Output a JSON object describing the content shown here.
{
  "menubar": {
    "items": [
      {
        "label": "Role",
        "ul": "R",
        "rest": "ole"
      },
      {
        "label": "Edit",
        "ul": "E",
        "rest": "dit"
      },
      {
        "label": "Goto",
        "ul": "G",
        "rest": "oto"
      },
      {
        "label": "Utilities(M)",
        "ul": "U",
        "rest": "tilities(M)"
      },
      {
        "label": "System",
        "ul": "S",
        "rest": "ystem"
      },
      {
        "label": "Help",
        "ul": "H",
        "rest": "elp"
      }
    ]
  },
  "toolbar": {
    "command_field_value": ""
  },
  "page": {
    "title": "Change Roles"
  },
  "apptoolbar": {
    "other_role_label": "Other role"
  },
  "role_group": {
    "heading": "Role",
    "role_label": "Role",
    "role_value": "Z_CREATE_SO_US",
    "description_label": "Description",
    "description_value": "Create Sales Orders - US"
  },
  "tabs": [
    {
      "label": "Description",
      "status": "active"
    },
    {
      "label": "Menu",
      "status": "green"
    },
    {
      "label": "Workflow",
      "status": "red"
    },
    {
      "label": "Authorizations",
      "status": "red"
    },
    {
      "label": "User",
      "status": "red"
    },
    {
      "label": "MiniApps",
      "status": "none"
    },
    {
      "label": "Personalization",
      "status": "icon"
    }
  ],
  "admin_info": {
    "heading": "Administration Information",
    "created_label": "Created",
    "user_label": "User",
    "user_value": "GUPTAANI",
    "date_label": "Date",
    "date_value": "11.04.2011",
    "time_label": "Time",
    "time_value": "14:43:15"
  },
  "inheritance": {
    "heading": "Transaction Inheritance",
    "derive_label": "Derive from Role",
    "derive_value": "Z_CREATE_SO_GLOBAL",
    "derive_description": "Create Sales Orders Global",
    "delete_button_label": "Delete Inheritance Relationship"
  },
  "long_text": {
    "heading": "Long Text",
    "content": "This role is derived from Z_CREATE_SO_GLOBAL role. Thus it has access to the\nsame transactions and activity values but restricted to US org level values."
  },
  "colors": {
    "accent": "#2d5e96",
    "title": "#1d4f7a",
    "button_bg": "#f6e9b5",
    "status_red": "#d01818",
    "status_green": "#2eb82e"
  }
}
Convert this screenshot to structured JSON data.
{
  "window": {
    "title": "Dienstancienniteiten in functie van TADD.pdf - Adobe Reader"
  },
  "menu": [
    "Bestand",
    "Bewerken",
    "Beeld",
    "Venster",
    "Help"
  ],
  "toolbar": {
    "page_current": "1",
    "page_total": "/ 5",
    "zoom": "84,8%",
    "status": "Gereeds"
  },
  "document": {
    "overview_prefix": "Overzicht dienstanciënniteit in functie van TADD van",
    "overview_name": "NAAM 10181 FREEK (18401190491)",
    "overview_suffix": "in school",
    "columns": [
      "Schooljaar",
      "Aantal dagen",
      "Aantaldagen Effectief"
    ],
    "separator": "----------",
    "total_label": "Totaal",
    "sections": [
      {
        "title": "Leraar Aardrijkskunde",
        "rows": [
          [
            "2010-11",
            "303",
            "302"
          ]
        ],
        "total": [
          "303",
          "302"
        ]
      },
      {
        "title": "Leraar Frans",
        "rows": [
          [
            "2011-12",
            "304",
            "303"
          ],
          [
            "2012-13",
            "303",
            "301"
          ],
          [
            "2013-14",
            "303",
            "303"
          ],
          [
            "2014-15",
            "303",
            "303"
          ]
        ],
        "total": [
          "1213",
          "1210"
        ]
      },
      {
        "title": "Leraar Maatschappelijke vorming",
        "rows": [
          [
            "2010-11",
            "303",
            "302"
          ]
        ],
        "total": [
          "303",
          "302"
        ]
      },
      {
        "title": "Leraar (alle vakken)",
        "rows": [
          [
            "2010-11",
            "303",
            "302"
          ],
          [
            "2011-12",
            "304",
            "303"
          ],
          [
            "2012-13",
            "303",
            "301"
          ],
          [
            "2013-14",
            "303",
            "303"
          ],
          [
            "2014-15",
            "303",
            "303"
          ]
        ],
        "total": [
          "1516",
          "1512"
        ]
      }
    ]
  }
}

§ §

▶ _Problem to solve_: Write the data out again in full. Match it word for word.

▶ _Response box_:
Output a JSON object describing the content shown here.
{
  "menubar": {
    "items": [
      {
        "label": "Role",
        "ul": "R",
        "rest": "ole"
      },
      {
        "label": "Edit",
        "ul": "E",
        "rest": "dit"
      },
      {
        "label": "Goto",
        "ul": "G",
        "rest": "oto"
      },
      {
        "label": "Utilities(M)",
        "ul": "U",
        "rest": "tilities(M)"
      },
      {
        "label": "System",
        "ul": "S",
        "rest": "ystem"
      },
      {
        "label": "Help",
        "ul": "H",
        "rest": "elp"
      }
    ]
  },
  "toolbar": {
    "command_field_value": ""
  },
  "page": {
    "title": "Change Roles"
  },
  "apptoolbar": {
    "other_role_label": "Other role"
  },
  "role_group": {
    "heading": "Role",
    "role_label": "Role",
    "role_value": "Z_CREATE_SO_US",
    "description_label": "Description",
    "description_value": "Create Sales Orders - US"
  },
  "tabs": [
    {
      "label": "Description",
      "status": "active"
    },
    {
      "label": "Menu",
      "status": "green"
    },
    {
      "label": "Workflow",
      "status": "red"
    },
    {
      "label": "Authorizations",
      "status": "red"
    },
    {
      "label": "User",
      "status": "red"
    },
    {
      "label": "MiniApps",
      "status": "none"
    },
    {
      "label": "Personalization",
      "status": "icon"
    }
  ],
  "admin_info": {
    "heading": "Administration Information",
    "created_label": "Created",
    "user_label": "User",
    "user_value": "GUPTAANI",
    "date_label": "Date",
    "date_value": "11.04.2011",
    "time_label": "Time",
    "time_value": "14:43:15"
  },
  "inheritance": {
    "heading": "Transaction Inheritance",
    "derive_label": "Derive from Role",
    "derive_value": "Z_CREATE_SO_GLOBAL",
    "derive_description": "Create Sales Orders Global",
    "delete_button_label": "Delete Inheritance Relationship"
  },
  "long_text": {
    "heading": "Long Text",
    "content": "This role is derived from Z_CREATE_SO_GLOBAL role. Thus it has access to the\nsame transactions and activity values but restricted to US org level values."
  },
  "colors": {
    "accent": "#2d5e96",
    "title": "#1d4f7a",
    "button_bg": "#f6e9b5",
    "status_red": "#d01818",
    "status_green": "#2eb82e"
  }
}
Convert this screenshot to structured JSON data.
{
  "window": {
    "title": "Dienstancienniteiten in functie van TADD.pdf - Adobe Reader"
  },
  "menu": [
    "Bestand",
    "Bewerken",
    "Beeld",
    "Venster",
    "Help"
  ],
  "toolbar": {
    "page_current": "1",
    "page_total": "/ 5",
    "zoom": "84,8%",
    "status": "Gereeds"
  },
  "document": {
    "overview_prefix": "Overzicht dienstanciënniteit in functie van TADD van",
    "overview_name": "NAAM 10181 FREEK (18401190491)",
    "overview_suffix": "in school",
    "columns": [
      "Schooljaar",
      "Aantal dagen",
      "Aantaldagen Effectief"
    ],
    "separator": "----------",
    "total_label": "Totaal",
    "sections": [
      {
        "title": "Leraar Aardrijkskunde",
        "rows": [
          [
            "2010-11",
            "303",
            "302"
          ]
        ],
        "total": [
          "303",
          "302"
        ]
      },
      {
        "title": "Leraar Frans",
        "rows": [
          [
            "2011-12",
            "304",
            "303"
          ],
          [
            "2012-13",
            "303",
            "301"
          ],
          [
            "2013-14",
            "303",
            "303"
          ],
          [
            "2014-15",
            "303",
            "303"
          ]
        ],
        "total": [
          "1213",
          "1210"
        ]
      },
      {
        "title": "Leraar Maatschappelijke vorming",
        "rows": [
          [
            "2010-11",
            "303",
            "302"
          ]
        ],
        "total": [
          "303",
          "302"
        ]
      },
      {
        "title": "Leraar (alle vakken)",
        "rows": [
          [
            "2010-11",
            "303",
            "302"
          ],
          [
            "2011-12",
            "304",
            "303"
          ],
          [
            "2012-13",
            "303",
            "301"
          ],
          [
            "2013-14",
            "303",
            "303"
          ],
          [
            "2014-15",
            "303",
            "303"
          ]
        ],
        "total": [
          "1516",
          "1512"
        ]
      }
    ]
  }
}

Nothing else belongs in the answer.